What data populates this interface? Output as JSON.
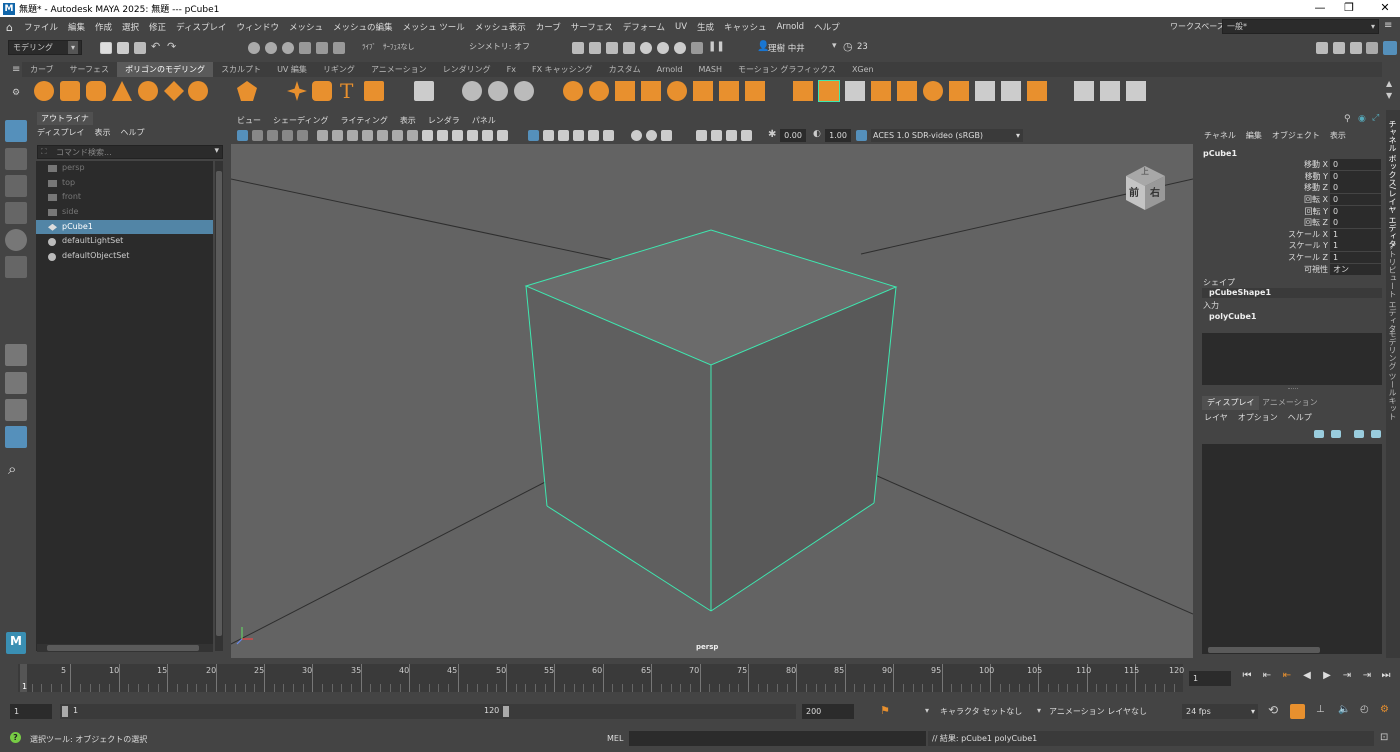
{
  "window": {
    "title": "無題* - Autodesk MAYA 2025: 無題   ---   pCube1",
    "minimize": "—",
    "maximize": "❐",
    "close": "✕"
  },
  "menubar": {
    "items": [
      "ファイル",
      "編集",
      "作成",
      "選択",
      "修正",
      "ディスプレイ",
      "ウィンドウ",
      "メッシュ",
      "メッシュの編集",
      "メッシュ ツール",
      "メッシュ表示",
      "カーブ",
      "サーフェス",
      "デフォーム",
      "UV",
      "生成",
      "キャッシュ",
      "Arnold",
      "ヘルプ"
    ],
    "workspace_label": "ワークスペース:",
    "workspace_value": "一般*"
  },
  "statusline": {
    "mode": "モデリング",
    "live_label": "ﾗｲﾌﾞ",
    "live_value": "ｻｰﾌｪｽなし",
    "symmetry": "シンメトリ: オフ",
    "user": "理樹 中井",
    "credits": "23"
  },
  "shelf": {
    "tabs": [
      "カーブ",
      "サーフェス",
      "ポリゴンのモデリング",
      "スカルプト",
      "UV 編集",
      "リギング",
      "アニメーション",
      "レンダリング",
      "Fx",
      "FX キャッシング",
      "カスタム",
      "Arnold",
      "MASH",
      "モーション グラフィックス",
      "XGen"
    ],
    "active_tab": "ポリゴンのモデリング",
    "accent": "#e8902e"
  },
  "outliner": {
    "tab": "アウトライナ",
    "menu": [
      "ディスプレイ",
      "表示",
      "ヘルプ"
    ],
    "search_placeholder": "コマンド検索...",
    "items": [
      {
        "label": "persp",
        "type": "camera",
        "dim": true
      },
      {
        "label": "top",
        "type": "camera",
        "dim": true
      },
      {
        "label": "front",
        "type": "camera",
        "dim": true
      },
      {
        "label": "side",
        "type": "camera",
        "dim": true
      },
      {
        "label": "pCube1",
        "type": "mesh",
        "selected": true
      },
      {
        "label": "defaultLightSet",
        "type": "set"
      },
      {
        "label": "defaultObjectSet",
        "type": "set"
      }
    ]
  },
  "viewport": {
    "menu": [
      "ビュー",
      "シェーディング",
      "ライティング",
      "表示",
      "レンダラ",
      "パネル"
    ],
    "exposure": "0.00",
    "gamma": "1.00",
    "color_space": "ACES 1.0 SDR-video (sRGB)",
    "camera_label": "persp",
    "viewcube_front": "前",
    "viewcube_right": "右",
    "viewcube_top": "上",
    "selection_color": "#3ee8b0"
  },
  "channelbox": {
    "menu": [
      "チャネル",
      "編集",
      "オブジェクト",
      "表示"
    ],
    "object": "pCube1",
    "channels": [
      {
        "label": "移動 X",
        "value": "0"
      },
      {
        "label": "移動 Y",
        "value": "0"
      },
      {
        "label": "移動 Z",
        "value": "0"
      },
      {
        "label": "回転 X",
        "value": "0"
      },
      {
        "label": "回転 Y",
        "value": "0"
      },
      {
        "label": "回転 Z",
        "value": "0"
      },
      {
        "label": "スケール X",
        "value": "1"
      },
      {
        "label": "スケール Y",
        "value": "1"
      },
      {
        "label": "スケール Z",
        "value": "1"
      },
      {
        "label": "可視性",
        "value": "オン"
      }
    ],
    "shape_header": "シェイプ",
    "shape_name": "pCubeShape1",
    "input_header": "入力",
    "input_name": "polyCube1",
    "layer_tabs": [
      "ディスプレイ",
      "アニメーション"
    ],
    "layer_menu": [
      "レイヤ",
      "オプション",
      "ヘルプ"
    ]
  },
  "side_tabs": [
    "チャネル ボックス/レイヤ エディタ",
    "アトリビュート エディタ",
    "モデリング ツールキット"
  ],
  "timeline": {
    "ticks": [
      "5",
      "10",
      "15",
      "20",
      "25",
      "30",
      "35",
      "40",
      "45",
      "50",
      "55",
      "60",
      "65",
      "70",
      "75",
      "80",
      "85",
      "90",
      "95",
      "100",
      "105",
      "110",
      "115",
      "120"
    ],
    "start_marker": "1",
    "current_frame": "1"
  },
  "range": {
    "start": "1",
    "inner_start": "1",
    "inner_end": "120",
    "end": "200",
    "character_set": "キャラクタ セットなし",
    "anim_layer": "アニメーション レイヤなし",
    "fps": "24 fps"
  },
  "commandline": {
    "help": "選択ツール: オブジェクトの選択",
    "lang": "MEL",
    "result": "// 結果: pCube1 polyCube1"
  }
}
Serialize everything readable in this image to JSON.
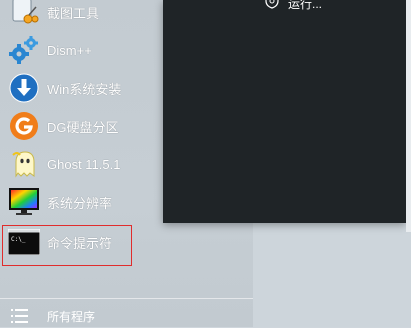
{
  "menu": {
    "items": [
      {
        "label": "截图工具",
        "icon": "scissors-icon"
      },
      {
        "label": "Dism++",
        "icon": "gears-icon"
      },
      {
        "label": "Win系统安装",
        "icon": "download-arrow-icon"
      },
      {
        "label": "DG硬盘分区",
        "icon": "diskgenius-g-icon"
      },
      {
        "label": "Ghost 11.5.1",
        "icon": "ghost-icon"
      },
      {
        "label": "系统分辨率",
        "icon": "display-resolution-icon"
      },
      {
        "label": "命令提示符",
        "icon": "command-prompt-icon"
      }
    ],
    "all_programs": "所有程序"
  },
  "right_panel": {
    "run_label": "运行..."
  },
  "colors": {
    "highlight_border": "#e02c2c",
    "dark_panel": "#1f2427",
    "menu_background": "#c3cbd1"
  }
}
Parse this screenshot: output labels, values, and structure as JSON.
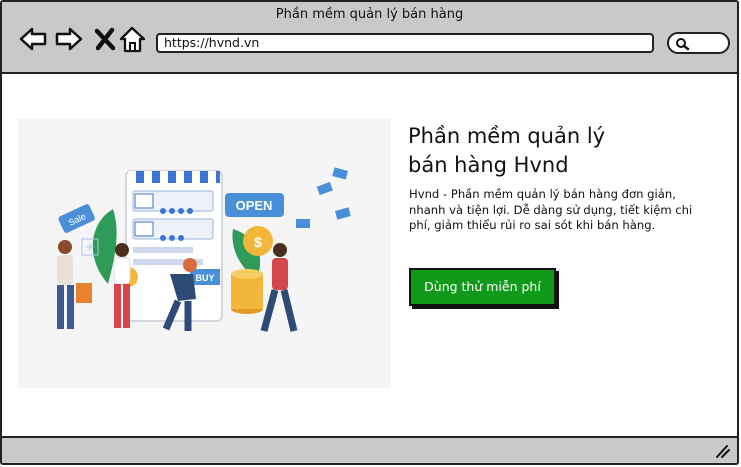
{
  "window": {
    "title": "Phần mềm quản lý bán hàng"
  },
  "browser": {
    "url": "https://hvnd.vn",
    "icons": [
      "back-arrow-icon",
      "forward-arrow-icon",
      "close-icon",
      "home-icon",
      "search-icon",
      "resize-grip-icon"
    ]
  },
  "hero": {
    "title_line1": "Phần mềm quản lý",
    "title_line2": "bán hàng Hvnd",
    "description": "Hvnd - Phần mềm quản lý bán hàng đơn giản, nhanh và tiện lợi. Dễ dàng sử dụng, tiết kiệm chi phí, giảm thiểu rủi ro sai sót khi bán hàng.",
    "cta_label": "Dùng thử miễn phí",
    "image": {
      "sale_tag": "Sale",
      "open_sign": "OPEN",
      "buy_label": "BUY"
    }
  },
  "colors": {
    "cta": "#119a19",
    "chrome": "#c9c9c9",
    "accent_blue": "#4a90d9"
  }
}
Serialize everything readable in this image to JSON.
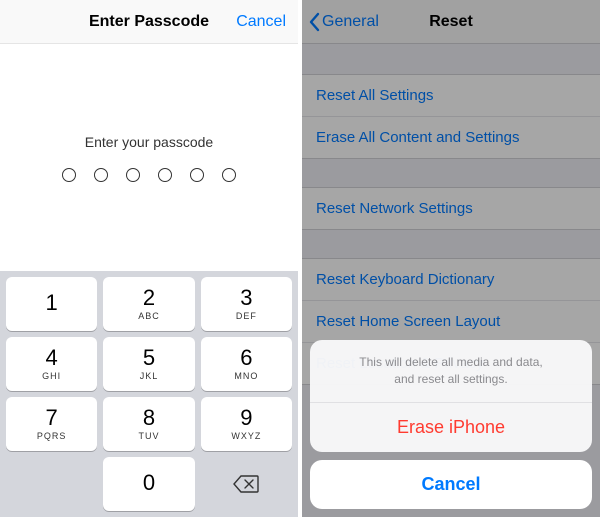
{
  "left": {
    "title": "Enter Passcode",
    "cancel": "Cancel",
    "prompt": "Enter your passcode",
    "dot_count": 6,
    "keys": {
      "k1": {
        "num": "1",
        "sub": ""
      },
      "k2": {
        "num": "2",
        "sub": "ABC"
      },
      "k3": {
        "num": "3",
        "sub": "DEF"
      },
      "k4": {
        "num": "4",
        "sub": "GHI"
      },
      "k5": {
        "num": "5",
        "sub": "JKL"
      },
      "k6": {
        "num": "6",
        "sub": "MNO"
      },
      "k7": {
        "num": "7",
        "sub": "PQRS"
      },
      "k8": {
        "num": "8",
        "sub": "TUV"
      },
      "k9": {
        "num": "9",
        "sub": "WXYZ"
      },
      "k0": {
        "num": "0",
        "sub": ""
      }
    }
  },
  "right": {
    "back_label": "General",
    "title": "Reset",
    "items": {
      "g1a": "Reset All Settings",
      "g1b": "Erase All Content and Settings",
      "g2a": "Reset Network Settings",
      "g3a": "Reset Keyboard Dictionary",
      "g3b": "Reset Home Screen Layout",
      "g3c": "Reset Location & Privacy"
    },
    "sheet": {
      "message_line1": "This will delete all media and data,",
      "message_line2": "and reset all settings.",
      "erase": "Erase iPhone",
      "cancel": "Cancel"
    }
  }
}
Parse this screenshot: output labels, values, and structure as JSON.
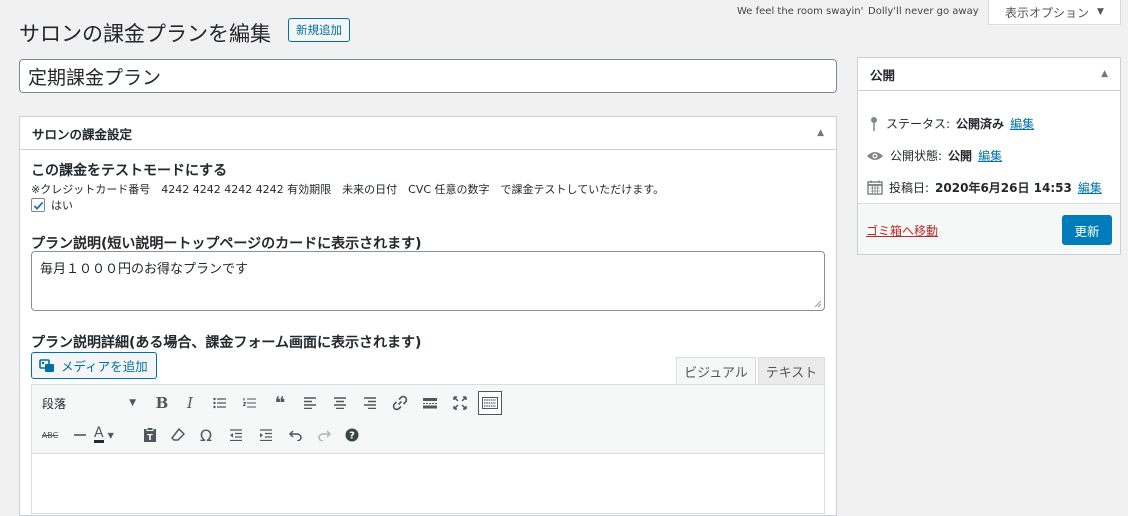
{
  "header": {
    "lyric_1": "We feel the room swayin'",
    "lyric_2": "Dolly'll never go away",
    "screen_options": "表示オプション"
  },
  "page": {
    "title": "サロンの課金プランを編集",
    "add_new": "新規追加",
    "post_title": "定期課金プラン"
  },
  "settings_box": {
    "title": "サロンの課金設定",
    "test_mode_label": "この課金をテストモードにする",
    "test_mode_note": "※クレジットカード番号　4242 4242 4242 4242 有効期限　未来の日付　CVC 任意の数字　で課金テストしていただけます。",
    "test_mode_checkbox": "はい",
    "test_mode_checked": true,
    "short_desc_label": "プラン説明(短い説明ートップページのカードに表示されます)",
    "short_desc_value": "毎月１０００円のお得なプランです",
    "detail_desc_label": "プラン説明詳細(ある場合、課金フォーム画面に表示されます)",
    "add_media": "メディアを追加",
    "tab_visual": "ビジュアル",
    "tab_text": "テキスト",
    "format_select": "段落"
  },
  "toolbar_icons": [
    "bold-icon",
    "italic-icon",
    "bullet-list-icon",
    "numbered-list-icon",
    "blockquote-icon",
    "align-left-icon",
    "align-center-icon",
    "align-right-icon",
    "link-icon",
    "read-more-icon",
    "fullscreen-icon",
    "toolbar-toggle-icon",
    "strikethrough-icon",
    "horizontal-line-icon",
    "text-color-icon",
    "paste-text-icon",
    "clear-formatting-icon",
    "special-character-icon",
    "outdent-icon",
    "indent-icon",
    "undo-icon",
    "redo-icon",
    "help-icon"
  ],
  "publish_box": {
    "title": "公開",
    "status_label": "ステータス:",
    "status_value": "公開済み",
    "visibility_label": "公開状態:",
    "visibility_value": "公開",
    "date_label": "投稿日:",
    "date_value": "2020年6月26日 14:53",
    "edit_link": "編集",
    "trash_link": "ゴミ箱へ移動",
    "update_button": "更新"
  },
  "colors": {
    "primary": "#007cba",
    "link": "#0073aa",
    "trash": "#b32d2e",
    "background": "#f1f1f1"
  }
}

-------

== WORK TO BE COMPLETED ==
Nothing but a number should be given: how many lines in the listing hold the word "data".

== ANSWER SECTION ==
2